I’ve been doing a partial water change and ‘hoovering’ the fine gravel in my African cichlid tank once or twice a week. They are doing well, always hungry and active and I’ve got two breeding nets hanging on the tank; one has my first baby fish, the other more recent triplets, found when doing a tank clean. I only have a big mopani root and lava rocks in there so I move everything to one side, clean, then do the other side. This is how I discovered and netted the slow moving fish babies.
I have only seen evidence of the blue Acei breeding, the male chasing the females and the larger female with a mouthbrood of eggs. Last night I noticed she has another mouthful! A least she seems to get 3 or 4 weeks between eggs to eat and recover. She is the blue one in the pics with a slightly baggy chin.
The flamboyant male Strawberry Peacock rammed into my arm the last time I was rock moving and nibbled at me. Unfortunately I didn’t have any mark on my arm to show off but really it is a good thing he has such small teeth! I have read online about cichlids attacking human arms in their tanks if they are protecting young or territory. It made me shriek and laugh a lot! A brave fishie.
The original peaceful community tank is doing well. The male Lace gouramis have lovely skirts and seem to be defending territories, the clown loaches pile up together, hide in the tubes and generally mill around. The shrimp are still with us, popping into view occasionally and the rainbows, cory, bristlenose catfish and scissor tailed Rasboras are all living well.
A while back the male bristlenose Stephen was wedged into a smaller ridged tube I had in the tank. I had to cut the tube with scissors to free him which was a bit scary and he suffered nibbled/shredded fins, the poor thing.
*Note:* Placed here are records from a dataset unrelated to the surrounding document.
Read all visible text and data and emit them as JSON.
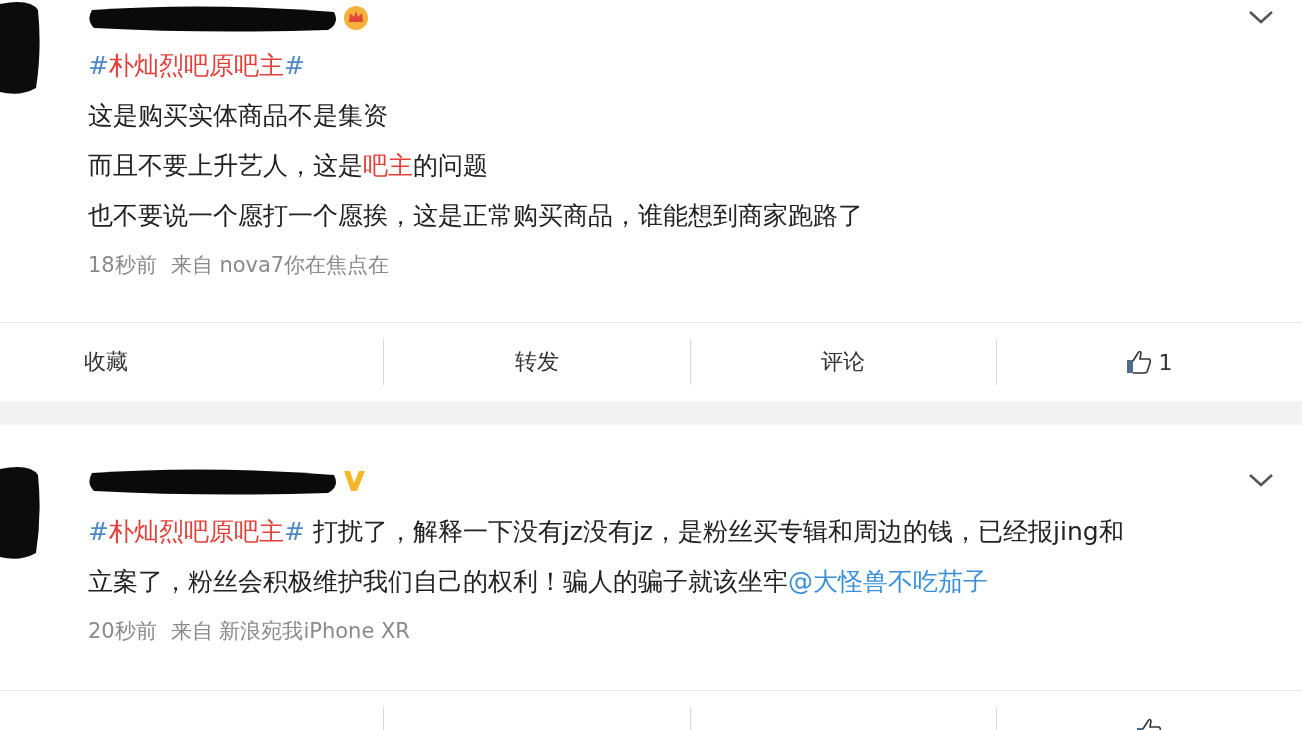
{
  "posts": [
    {
      "badge": {
        "kind": "crown"
      },
      "lines": [
        [
          {
            "kind": "hash",
            "text": "#"
          },
          {
            "kind": "topic",
            "text": "朴灿烈吧原吧主"
          },
          {
            "kind": "hash",
            "text": "#"
          }
        ],
        [
          {
            "kind": "text",
            "text": "这是购买实体商品不是集资"
          }
        ],
        [
          {
            "kind": "text",
            "text": "而且不要上升艺人，这是"
          },
          {
            "kind": "topic",
            "text": "吧主"
          },
          {
            "kind": "text",
            "text": "的问题"
          }
        ],
        [
          {
            "kind": "text",
            "text": "也不要说一个愿打一个愿挨，这是正常购买商品，谁能想到商家跑路了"
          }
        ]
      ],
      "time": "18秒前",
      "source": "来自 nova7你在焦点在",
      "actions": [
        {
          "kind": "favorite",
          "label": "收藏"
        },
        {
          "kind": "repost",
          "label": "转发"
        },
        {
          "kind": "comment",
          "label": "评论"
        },
        {
          "kind": "like",
          "label": "1"
        }
      ]
    },
    {
      "badge": {
        "kind": "verified"
      },
      "lines": [
        [
          {
            "kind": "hash",
            "text": "#"
          },
          {
            "kind": "topic",
            "text": "朴灿烈吧原吧主"
          },
          {
            "kind": "hash",
            "text": "#"
          },
          {
            "kind": "text",
            "text": " 打扰了，解释一下没有jz没有jz，是粉丝买专辑和周边的钱，已经报jing和"
          }
        ],
        [
          {
            "kind": "text",
            "text": "立案了，粉丝会积极维护我们自己的权利！骗人的骗子就该坐牢"
          },
          {
            "kind": "mention",
            "text": "@大怪兽不吃茄子"
          }
        ]
      ],
      "time": "20秒前",
      "source": "来自 新浪宛我iPhone XR",
      "actions": [
        {
          "kind": "favorite"
        },
        {
          "kind": "repost"
        },
        {
          "kind": "comment"
        },
        {
          "kind": "like"
        }
      ]
    }
  ]
}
He took a while to calm down afterwards and has miraculously GROWN BACK his missing fin parts! I can only imagine they are like re grown skin over the structure of his fin bones. Good boy, Stephen.